Connecting state and local government leaders

Economics of Blueberries Jam Maine Officials


Connecting state and local government leaders

Also in our State and Local Daily Digest: Judicial fines mount from Washington state’s ongoing education funding crisis; California state government hiring outreach; and Philly’s ‘text-to-give’ campaign.

ECONOMIC DEVELOPMENT | A “depression” in the price of blueberries has hit Maine’s agricultural sector hard in recent years. Since 2011, prices have dropped from nearly $1 per pound to 25 to 30 cents last year, making it far more difficult for farmers to make a living tied to blueberries. Growers in two counties, Washington and Hancock, are particularly hard hard. In his budget, Gov. Paul LePage has proposed spending $2.5 million to market Maine’s agricultural products, including blueberries. The governor and other state officials have said that the state “needs to find new buyers for the blueberries to try to spur demand and buoy prices.” [Portland Press Herald]

Montana in recent years has managed to avoid the trend of coal mining job-losses seen in other states. In the past year, however, coal mining employment there did decline. And there’s increasing focus in some communities about what will replace mining as an economic driver. In Colstrip, a community of about 2,300 residents, 373 people work at a mine, which provides fuel for a local coal-fired power plant that employs 388. But two of the power plant’s units are slated for closure. “We’ve been doing looks at diversifying the economy for a long time, but nothing as urgent and specialized and focused as now — nothing as urgent and focused as what the community was asking us to do,” said Jim Atchison, executive director of the Southeastern Montana Economic Development Corp. [Billings Gazette]

STATE LEGISLATURES | Washington state has accrued $67 million in fines because lawmakers there have failed to fully fund public schools. The state Supreme Court imposed a $100,000 penalty that began in 2015 for each day the Legislature did not come up with a K-12 education funding plan. But the fines haven’t done much to spur progress by lawmakers. Monday is the 670th day since the penalties went into effect. “The important thing is to get the school-funding formula right, and not worry about where you’re going to put what money for the court,” said state Senate Majority Leader Mark Schoesler, a Republican. [The News Tribune]

North Carolina’s legislature is mulling a half dozen redistricting bills to end racial gerrymandering the U.S. Supreme Court found at the congressional and General Assembly levels in the state. Options include allowing redistricting to be handled by non-partisan bureaucrats, computer programs or former judges. “The pattern is that whichever party is in power, the leadership chooses not to take the bold step forward to reform,” said Bob Phillips, Common Cause North Carolina executive director. [News & Record]

CITY HALLS | San Francisco Mayor Ed Lee introduced legislation last week to create an Office of Cannabis to handle permits for recreational marijuana sales. The office would fall within the Office of the City Administrator and is expected to have three staff positions, with salaries totalling $472,465. The city is also planning to propose rules within the next three months outlining where marijuana businesses can open. [San Francisco Examiner]

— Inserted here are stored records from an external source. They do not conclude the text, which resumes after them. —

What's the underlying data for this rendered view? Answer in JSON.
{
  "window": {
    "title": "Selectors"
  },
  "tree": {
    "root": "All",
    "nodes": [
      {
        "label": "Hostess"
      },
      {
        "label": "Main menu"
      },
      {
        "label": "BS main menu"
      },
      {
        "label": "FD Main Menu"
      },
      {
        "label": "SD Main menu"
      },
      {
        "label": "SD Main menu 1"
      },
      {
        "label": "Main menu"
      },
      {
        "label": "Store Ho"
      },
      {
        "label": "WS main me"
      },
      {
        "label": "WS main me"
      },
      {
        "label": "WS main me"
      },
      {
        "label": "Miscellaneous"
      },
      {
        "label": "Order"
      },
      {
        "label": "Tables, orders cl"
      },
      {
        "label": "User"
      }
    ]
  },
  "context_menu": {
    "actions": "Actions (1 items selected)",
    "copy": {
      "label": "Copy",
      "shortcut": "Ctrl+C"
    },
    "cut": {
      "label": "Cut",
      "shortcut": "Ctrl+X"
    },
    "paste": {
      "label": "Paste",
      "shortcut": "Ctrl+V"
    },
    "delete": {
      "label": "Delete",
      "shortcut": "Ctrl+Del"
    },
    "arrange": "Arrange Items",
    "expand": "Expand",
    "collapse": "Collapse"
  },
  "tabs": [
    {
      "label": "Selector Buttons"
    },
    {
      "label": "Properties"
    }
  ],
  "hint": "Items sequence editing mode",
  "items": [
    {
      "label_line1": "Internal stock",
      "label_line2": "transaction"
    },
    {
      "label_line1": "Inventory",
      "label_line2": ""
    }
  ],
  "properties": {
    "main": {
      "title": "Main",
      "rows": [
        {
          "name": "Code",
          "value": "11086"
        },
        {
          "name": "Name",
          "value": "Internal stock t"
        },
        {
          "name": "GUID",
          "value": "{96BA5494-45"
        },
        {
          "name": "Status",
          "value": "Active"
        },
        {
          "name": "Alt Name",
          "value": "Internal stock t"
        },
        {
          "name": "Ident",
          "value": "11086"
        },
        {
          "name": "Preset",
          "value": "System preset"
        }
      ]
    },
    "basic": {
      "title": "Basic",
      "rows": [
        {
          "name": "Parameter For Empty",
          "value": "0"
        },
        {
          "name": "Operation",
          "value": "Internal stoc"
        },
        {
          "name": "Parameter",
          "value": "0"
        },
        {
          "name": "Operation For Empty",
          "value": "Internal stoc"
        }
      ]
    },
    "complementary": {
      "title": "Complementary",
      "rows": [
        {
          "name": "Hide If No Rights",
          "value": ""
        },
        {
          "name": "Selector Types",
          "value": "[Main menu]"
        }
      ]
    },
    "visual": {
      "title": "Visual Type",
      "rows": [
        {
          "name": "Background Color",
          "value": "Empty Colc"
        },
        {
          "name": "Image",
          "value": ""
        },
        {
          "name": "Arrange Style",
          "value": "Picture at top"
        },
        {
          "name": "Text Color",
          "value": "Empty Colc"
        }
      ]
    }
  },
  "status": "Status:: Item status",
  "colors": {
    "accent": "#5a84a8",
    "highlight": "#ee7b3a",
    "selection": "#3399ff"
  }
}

City officials in Philadelphia, including Mayor Jim Kenney, are urging residents to stop giving loose change to panhandlers. Instead, those officials are encouraging charity-minded Philadelphians to take part in a “text-to-give” campaign. The proceeds of that initiative will go to homeless service programs. “I will admit myself that I have given people money in the past, if someone looks that down-and-out,” Mayor Kenney said at a press conference. “But you have to understand it’s not going to help solve their ultimate problem. It will address an immediate problem of either hunger or drug addiction, but it’s not going to solve the problem at large.” [The Inquirer /]

STATE GOVERNMENT | California, for the second time in two years, launched a new website helping people locate available state government jobs near them and determine if they’re qualified to apply. The goal is to attract more millennial and private sector workers. Mobile applications were also a priority. [The Sacramento Bee]

Illinois puts $3 million a year toward a state-run media service, the Illinois Office of Communication and Information, which provides unedited video and audio to news outlets that have trouble traveling to cover government. With the state billions of dollars in debt and lacking a budget, legislators are beginning to question the necessity of the service. [The State Journal-Register]

PUBLIC TRANSIT | Safetrack, WMATA’s service and safety initiative is now more than one year old. But, the agency’s latest attempt to “improve the Metro experience” has little to do with delays or increased fares. Instead, the agency has added music—or muzak—into the mix. As of now, “easy listening” tunes selected by Metro staff is being piped into Gallery Place-Chinatown and Judiciary Square stations and according to Richard Jordan, Metro’s spokesperson, the transit authority is planning on expanding to more locations. According to Jordan, the response thus far has been “very positive,” but a glimpse at Twitter would suggest otherwise. One twitter user compared the initiative to “fiddling while Rome burns.” [WAMU News]